Advocates of unleashing all corporations also point out that the current ban sits somewhat awkwardly alongside the congressionally conferred (and, I think, constitutionally mandated) license enjoyed by media corporations -- including General Electric's NBC and Disney's ABC -- to spend whatever they please on election advocacy.
Still, unleashing all business corporations might enhance their political power in unhealthy ways. And it would look a lot like judicial activism for the more conservative justices to ram through, for no good reason, a 5-4 decision smashing a cornerstone of campaign finance law; overruling precedents that date to 2003 and 1990; and brushing aside congressional concerns about corruption and its appearance -- all in a case that does not even involve a business corporation.
"If Chief Justice Roberts takes that road, his paeans to judicial modesty and unanimity would appear hollow," Jeffrey Rosen, a leading legal journalist who is also a George Washington University law professor, wrote in a September 12 op-ed in The New York Times.
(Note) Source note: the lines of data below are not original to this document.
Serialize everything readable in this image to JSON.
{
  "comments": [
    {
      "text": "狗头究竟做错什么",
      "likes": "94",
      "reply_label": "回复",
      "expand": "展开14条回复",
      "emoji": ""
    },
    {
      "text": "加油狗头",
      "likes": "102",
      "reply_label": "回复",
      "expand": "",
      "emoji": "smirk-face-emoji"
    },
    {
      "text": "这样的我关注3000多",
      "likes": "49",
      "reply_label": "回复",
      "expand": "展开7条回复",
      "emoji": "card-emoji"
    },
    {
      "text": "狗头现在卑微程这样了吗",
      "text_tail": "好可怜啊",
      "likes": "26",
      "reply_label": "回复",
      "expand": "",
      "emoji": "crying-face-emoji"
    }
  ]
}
The 54-year-old Roberts seemed to show judicial statesmanship (or so my June 27 column argued) in leading his colleagues to a narrow but near-unanimous decision in June sidestepping an apocalyptic conservative-liberal clash over the constitutionality of a major provision of the Voting Rights Act. He could show statesmanship here, too. Justice Stevens, whose 89-year-old mind seems as nimble as ever, has pointed the way.
This article appears in the September 19, 2009, edition of National Journal Magazine.